“We welcome the Federal Government’s significant commitment through the Medical Research Future Fund to support innovative research into preventing chronic disease,” said Professor Andrew Wilson, Director of The Australian Prevention Partnership Centre. “Chronic disease is Australia’s greatest health challenge and is the leading cause of premature deaths and disability.”
The Prevention Centre is a national research collaboration established in 2013 to bring together academics, policy makers and practitioners to identify and address real-world problems in prevention.
“This significant funding commitment of $10 million will allow the Prevention Centre to scale up projects that have shown promise – in areas such as physical activity, childhood obesity, maintaining a healthy weight, and tobacco and alcohol control – and to fund a series of new projects over the next four years,” Professor Wilson said.
Head of the Sax Institute’s Analysis and Evaluation Division and deputy director of the Partnership Centre Associate Professor Sonia Wutzke said the Centre’s partnership research model brought together health policy makers, agencies responsible for implementation and researchers, meaning that projects and findings are timely, relevant and effective in everyday situations. “We know from Australian and international experience that partnership research increases the use of evidence in policy and practice, which is essential as we tackle issues as complex and challenging as chronic disease prevention,” she said.
“We look forward to working with Minister Hunt, the Department of Health and all of our partners over coming years as we seek to find the solutions to address this crisis of chronic disease in Australia,” Professor Wilson said.
About chronic disease in Australia

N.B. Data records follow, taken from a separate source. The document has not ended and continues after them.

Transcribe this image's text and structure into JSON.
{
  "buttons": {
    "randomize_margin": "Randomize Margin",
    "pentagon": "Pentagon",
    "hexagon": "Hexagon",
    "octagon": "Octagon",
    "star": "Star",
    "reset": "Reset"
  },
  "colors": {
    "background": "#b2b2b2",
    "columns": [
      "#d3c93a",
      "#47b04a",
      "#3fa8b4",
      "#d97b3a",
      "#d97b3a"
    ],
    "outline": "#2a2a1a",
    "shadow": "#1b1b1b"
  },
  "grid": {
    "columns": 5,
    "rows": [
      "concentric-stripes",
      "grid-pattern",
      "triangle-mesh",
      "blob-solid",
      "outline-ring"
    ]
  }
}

Chronic diseases like heart disease, type 2 diabetes, respiratory disease, arthritis and cancer are the leading cause of death and disability in Australia, responsible for eight out of every 10 premature deaths and accounting for 80% of years lost due to ill health, disability or early death. Australia spends an estimated $27 billion a year treating chronic diseases – 36% of all health spending. Yet 80% of heart disease and type 2 diabetes and 40% of all cancers could be prevented if we eliminated risk factors such as overweight and obesity, physical inactivity, harmful alcohol consumption and smoking.